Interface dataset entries
=====

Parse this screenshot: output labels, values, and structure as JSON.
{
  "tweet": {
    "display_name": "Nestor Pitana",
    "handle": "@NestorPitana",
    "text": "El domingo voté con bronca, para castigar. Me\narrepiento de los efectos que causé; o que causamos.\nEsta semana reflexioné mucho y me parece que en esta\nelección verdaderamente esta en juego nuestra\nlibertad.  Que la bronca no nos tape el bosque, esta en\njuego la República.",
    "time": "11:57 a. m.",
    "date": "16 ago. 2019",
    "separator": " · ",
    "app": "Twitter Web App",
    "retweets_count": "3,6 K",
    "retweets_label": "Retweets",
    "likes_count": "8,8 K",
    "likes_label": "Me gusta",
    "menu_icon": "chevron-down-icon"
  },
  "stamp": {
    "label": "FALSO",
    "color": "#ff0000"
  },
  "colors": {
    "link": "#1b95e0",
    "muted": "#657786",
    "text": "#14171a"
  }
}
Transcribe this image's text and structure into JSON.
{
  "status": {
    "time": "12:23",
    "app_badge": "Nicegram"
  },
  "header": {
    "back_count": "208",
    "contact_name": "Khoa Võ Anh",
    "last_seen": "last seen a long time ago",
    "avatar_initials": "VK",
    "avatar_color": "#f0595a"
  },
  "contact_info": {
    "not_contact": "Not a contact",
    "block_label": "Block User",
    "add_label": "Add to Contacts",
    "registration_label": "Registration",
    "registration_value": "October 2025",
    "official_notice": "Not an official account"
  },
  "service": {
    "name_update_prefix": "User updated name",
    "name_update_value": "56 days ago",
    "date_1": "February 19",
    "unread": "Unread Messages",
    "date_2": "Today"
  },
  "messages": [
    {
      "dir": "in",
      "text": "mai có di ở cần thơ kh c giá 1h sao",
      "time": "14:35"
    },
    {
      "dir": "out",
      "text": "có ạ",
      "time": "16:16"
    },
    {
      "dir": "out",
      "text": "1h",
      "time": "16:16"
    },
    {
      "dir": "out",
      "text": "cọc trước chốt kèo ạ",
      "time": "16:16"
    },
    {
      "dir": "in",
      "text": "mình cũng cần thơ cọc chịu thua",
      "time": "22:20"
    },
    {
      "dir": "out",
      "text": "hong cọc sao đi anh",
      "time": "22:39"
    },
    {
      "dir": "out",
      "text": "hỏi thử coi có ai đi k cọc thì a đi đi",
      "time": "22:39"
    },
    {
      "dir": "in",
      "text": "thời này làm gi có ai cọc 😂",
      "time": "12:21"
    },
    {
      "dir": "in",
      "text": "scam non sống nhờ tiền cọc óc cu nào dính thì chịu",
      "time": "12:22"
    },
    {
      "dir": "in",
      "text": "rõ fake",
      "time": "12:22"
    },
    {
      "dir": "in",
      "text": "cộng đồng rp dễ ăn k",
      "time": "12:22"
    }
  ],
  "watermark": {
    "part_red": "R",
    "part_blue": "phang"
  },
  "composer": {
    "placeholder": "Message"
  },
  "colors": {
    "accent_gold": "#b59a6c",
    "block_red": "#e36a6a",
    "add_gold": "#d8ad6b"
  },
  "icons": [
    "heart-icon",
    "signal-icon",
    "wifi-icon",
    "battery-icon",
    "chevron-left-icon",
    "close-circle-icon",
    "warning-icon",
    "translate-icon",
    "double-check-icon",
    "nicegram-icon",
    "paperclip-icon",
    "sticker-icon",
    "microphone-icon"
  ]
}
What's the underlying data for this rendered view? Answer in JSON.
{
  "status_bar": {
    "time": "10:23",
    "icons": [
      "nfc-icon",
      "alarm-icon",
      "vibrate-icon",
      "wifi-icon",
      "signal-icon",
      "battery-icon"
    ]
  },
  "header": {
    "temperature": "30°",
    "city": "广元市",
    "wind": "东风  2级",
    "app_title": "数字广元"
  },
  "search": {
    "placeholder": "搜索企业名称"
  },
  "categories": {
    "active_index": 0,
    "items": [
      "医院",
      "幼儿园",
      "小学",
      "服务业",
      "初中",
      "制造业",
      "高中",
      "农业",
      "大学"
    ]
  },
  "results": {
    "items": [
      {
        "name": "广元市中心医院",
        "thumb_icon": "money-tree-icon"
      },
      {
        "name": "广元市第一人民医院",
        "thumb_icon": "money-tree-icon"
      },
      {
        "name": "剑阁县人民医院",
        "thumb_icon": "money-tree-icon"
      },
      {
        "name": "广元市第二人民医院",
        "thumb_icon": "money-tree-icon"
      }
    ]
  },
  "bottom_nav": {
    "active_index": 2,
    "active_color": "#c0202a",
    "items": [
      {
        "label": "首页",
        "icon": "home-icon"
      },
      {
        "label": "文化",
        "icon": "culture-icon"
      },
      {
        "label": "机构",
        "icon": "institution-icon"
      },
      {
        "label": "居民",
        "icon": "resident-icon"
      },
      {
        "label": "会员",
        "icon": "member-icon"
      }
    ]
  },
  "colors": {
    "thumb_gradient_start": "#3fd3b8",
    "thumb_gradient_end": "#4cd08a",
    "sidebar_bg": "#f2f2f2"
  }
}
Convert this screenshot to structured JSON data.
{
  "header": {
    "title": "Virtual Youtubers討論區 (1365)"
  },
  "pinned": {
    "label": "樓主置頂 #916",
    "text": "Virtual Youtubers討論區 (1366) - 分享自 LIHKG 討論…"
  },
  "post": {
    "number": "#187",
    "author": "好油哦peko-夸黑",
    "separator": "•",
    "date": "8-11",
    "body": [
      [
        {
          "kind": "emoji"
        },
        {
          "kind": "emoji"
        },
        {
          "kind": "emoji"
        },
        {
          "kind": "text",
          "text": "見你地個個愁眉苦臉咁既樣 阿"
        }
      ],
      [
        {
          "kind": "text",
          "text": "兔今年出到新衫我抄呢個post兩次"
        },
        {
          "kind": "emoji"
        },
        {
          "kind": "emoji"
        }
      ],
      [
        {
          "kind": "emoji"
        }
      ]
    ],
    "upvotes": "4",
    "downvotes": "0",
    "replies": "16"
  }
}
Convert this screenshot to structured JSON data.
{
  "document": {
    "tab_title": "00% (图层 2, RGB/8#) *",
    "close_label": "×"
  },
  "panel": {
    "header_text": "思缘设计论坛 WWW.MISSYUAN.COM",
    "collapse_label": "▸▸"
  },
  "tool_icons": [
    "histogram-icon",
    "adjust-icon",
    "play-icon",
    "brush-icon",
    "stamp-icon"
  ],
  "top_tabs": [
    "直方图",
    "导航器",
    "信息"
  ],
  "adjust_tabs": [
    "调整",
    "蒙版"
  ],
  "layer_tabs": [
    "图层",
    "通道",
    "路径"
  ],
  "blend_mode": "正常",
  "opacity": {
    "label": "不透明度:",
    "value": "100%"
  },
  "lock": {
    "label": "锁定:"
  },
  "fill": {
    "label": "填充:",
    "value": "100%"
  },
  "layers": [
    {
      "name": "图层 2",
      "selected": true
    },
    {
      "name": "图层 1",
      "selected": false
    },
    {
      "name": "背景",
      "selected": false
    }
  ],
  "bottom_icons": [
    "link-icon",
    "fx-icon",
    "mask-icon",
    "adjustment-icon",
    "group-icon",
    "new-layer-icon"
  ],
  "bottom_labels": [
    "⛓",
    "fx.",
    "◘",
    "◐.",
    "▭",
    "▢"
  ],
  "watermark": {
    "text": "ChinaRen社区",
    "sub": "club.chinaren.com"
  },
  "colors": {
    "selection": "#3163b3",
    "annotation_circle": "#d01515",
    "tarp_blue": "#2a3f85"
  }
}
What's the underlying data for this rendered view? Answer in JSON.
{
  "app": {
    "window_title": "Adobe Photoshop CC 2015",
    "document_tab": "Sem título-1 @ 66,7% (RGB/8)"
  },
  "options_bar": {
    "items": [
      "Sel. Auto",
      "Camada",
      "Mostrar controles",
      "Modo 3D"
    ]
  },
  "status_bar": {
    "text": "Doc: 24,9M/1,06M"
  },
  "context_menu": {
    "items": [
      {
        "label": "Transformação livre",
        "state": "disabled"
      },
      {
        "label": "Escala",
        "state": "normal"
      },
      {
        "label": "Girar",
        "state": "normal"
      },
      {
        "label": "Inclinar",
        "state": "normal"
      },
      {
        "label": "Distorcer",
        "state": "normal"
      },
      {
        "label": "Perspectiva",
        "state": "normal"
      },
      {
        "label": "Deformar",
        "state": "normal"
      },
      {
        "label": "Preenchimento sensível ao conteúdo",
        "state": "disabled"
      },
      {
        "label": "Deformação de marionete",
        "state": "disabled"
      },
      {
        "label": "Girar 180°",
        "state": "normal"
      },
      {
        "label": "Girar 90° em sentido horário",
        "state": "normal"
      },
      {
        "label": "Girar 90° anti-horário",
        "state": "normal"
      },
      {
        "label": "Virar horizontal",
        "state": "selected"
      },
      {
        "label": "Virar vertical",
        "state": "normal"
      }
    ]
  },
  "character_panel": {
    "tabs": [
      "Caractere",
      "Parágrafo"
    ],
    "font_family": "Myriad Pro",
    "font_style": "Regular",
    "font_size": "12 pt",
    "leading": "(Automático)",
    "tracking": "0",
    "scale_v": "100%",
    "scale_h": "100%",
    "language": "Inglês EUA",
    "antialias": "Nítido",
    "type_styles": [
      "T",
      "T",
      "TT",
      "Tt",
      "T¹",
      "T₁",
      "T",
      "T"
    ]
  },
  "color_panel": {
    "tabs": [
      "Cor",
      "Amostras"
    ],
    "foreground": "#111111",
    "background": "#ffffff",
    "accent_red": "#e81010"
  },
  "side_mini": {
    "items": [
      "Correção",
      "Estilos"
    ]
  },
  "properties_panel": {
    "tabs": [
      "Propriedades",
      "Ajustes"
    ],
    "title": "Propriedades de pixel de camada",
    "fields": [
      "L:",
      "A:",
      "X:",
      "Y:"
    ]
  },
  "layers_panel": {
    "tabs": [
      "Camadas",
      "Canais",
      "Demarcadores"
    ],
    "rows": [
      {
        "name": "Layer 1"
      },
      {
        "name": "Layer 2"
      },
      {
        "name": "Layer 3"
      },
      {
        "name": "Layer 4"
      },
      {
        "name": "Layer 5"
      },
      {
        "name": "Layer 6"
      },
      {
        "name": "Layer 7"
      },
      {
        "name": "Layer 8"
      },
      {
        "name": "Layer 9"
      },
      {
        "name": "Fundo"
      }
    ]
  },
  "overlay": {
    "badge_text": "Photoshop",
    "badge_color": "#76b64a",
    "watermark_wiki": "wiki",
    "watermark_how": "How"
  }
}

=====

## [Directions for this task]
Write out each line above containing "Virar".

## [Written solution]
        "label": "Virar horizontal",
        "label": "Virar vertical",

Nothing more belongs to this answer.